BAR HARBOR — More than 75 Native American artists and performers from 35 Nations across the United States and Canada will attend the inaugural Abbe Museum Indian Market (AMIM) on May 18-20, in downtown Bar Harbor. The event will also include a fashion show, film festival, storytelling, dancing, music, and other internationally acclaimed performers.
“Choosing downtown Bar Harbor as the location for an Indian Market was definitely a strategic decision,” Abbe President/CEO Cinnamon Catlin-Legutko said. “Wabanaki people and their ancestors have lived in Pesamkuk, this place we now call Mount Desert Island and Frenchman Bay, for thousands of generations.”
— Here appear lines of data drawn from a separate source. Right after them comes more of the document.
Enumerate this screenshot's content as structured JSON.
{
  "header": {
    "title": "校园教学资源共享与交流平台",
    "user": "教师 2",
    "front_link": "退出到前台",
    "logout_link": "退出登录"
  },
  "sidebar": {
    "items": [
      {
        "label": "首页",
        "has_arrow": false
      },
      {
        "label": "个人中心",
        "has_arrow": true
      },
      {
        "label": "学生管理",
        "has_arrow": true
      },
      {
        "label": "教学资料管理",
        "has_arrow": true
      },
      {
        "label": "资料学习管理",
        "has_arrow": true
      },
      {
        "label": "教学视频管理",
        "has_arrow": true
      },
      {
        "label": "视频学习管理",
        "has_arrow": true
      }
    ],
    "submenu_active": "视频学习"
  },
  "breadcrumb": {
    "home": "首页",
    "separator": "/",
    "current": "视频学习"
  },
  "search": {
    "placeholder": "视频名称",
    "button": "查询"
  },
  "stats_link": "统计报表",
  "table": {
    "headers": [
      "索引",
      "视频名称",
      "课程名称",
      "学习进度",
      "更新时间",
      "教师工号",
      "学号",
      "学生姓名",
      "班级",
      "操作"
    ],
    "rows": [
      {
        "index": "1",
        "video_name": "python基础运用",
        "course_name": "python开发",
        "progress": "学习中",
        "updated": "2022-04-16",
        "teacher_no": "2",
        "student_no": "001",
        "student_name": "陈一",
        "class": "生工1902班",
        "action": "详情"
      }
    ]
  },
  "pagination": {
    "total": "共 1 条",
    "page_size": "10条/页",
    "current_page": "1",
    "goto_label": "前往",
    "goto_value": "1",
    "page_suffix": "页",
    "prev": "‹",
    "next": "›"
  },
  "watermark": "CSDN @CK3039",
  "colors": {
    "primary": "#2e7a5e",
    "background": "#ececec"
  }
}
In what is known as the encampment period, from about 1840 to 1920, Wabanaki lived like the other residents of Maine, speaking English but retaining cultural values, language, and limited privileges. Artists and craftsmen would travel to tourist areas, like Bar Harbor, in the summer to sell baskets and other items supplementing their income. They offered guiding services and other services and performances of traditional music and dance. The purchasers were the seasonal residents known as “rusticators” – people like the Abbe Museum’s founder, Dr. Abbe, and his colleagues who were drawn to the natural beauty of the Maine coast.
These summer encampments were both the tribal members’ homes and retail outlets. Bringing people together at the encampments and the market for Native baskets and other goods helped to sustain Native culture and community. When the encampment period ended, Wabanaki became largely invisible to non-Native Maine, but they continued to live in their communities, sustaining their cultures.
Small festivals are found throughout the year in Maine, but a juried Indian art show is relatively unknown in the Northeast. Award-winning Wabanaki artists like Jeremy Frey, Theresa Secord, Emma Soctomah, Geo Neptune, and Sarah Sockbeson travel out West each year to participate in the Indian Arts marketplace, and they’ve repeatedly taken top prizes. By creating this event, the Museum will shine a bright light on Wabanaki artists and deepen the economic impact of art making for tribal communities.
Curator emeritus Elizabeth Weatherford from the National Museum of the American Indian is working with the Abbe Museum and Film Festival host Reel Pizza Cinerama to screen and select Indigenous films, which will be shown all three days of the event. The highly anticipated fashion show will showcase Native American fashion and accessories representing both couture and contemporary looks.
Award-winning vocalist, composer, producer, and activist Jennifer Kreisberg, Tuscarora, will take the stage several times throughout the weekend of the Market. Kreisberg comes from four generations of Seven Singing Sisters through the maternal line and is known for fierce vocals, soaring range, and lilting, breath-taking harmonies.
The Museum will communicate more details about the Market on their website www.abbemuseum.org/indianmarket, including information about lodging, travel, and additional special events. Anyone interested in volunteering can get in touch with Jill Sawyer, associate director of advancement, at email@example.com or 207-288-3519.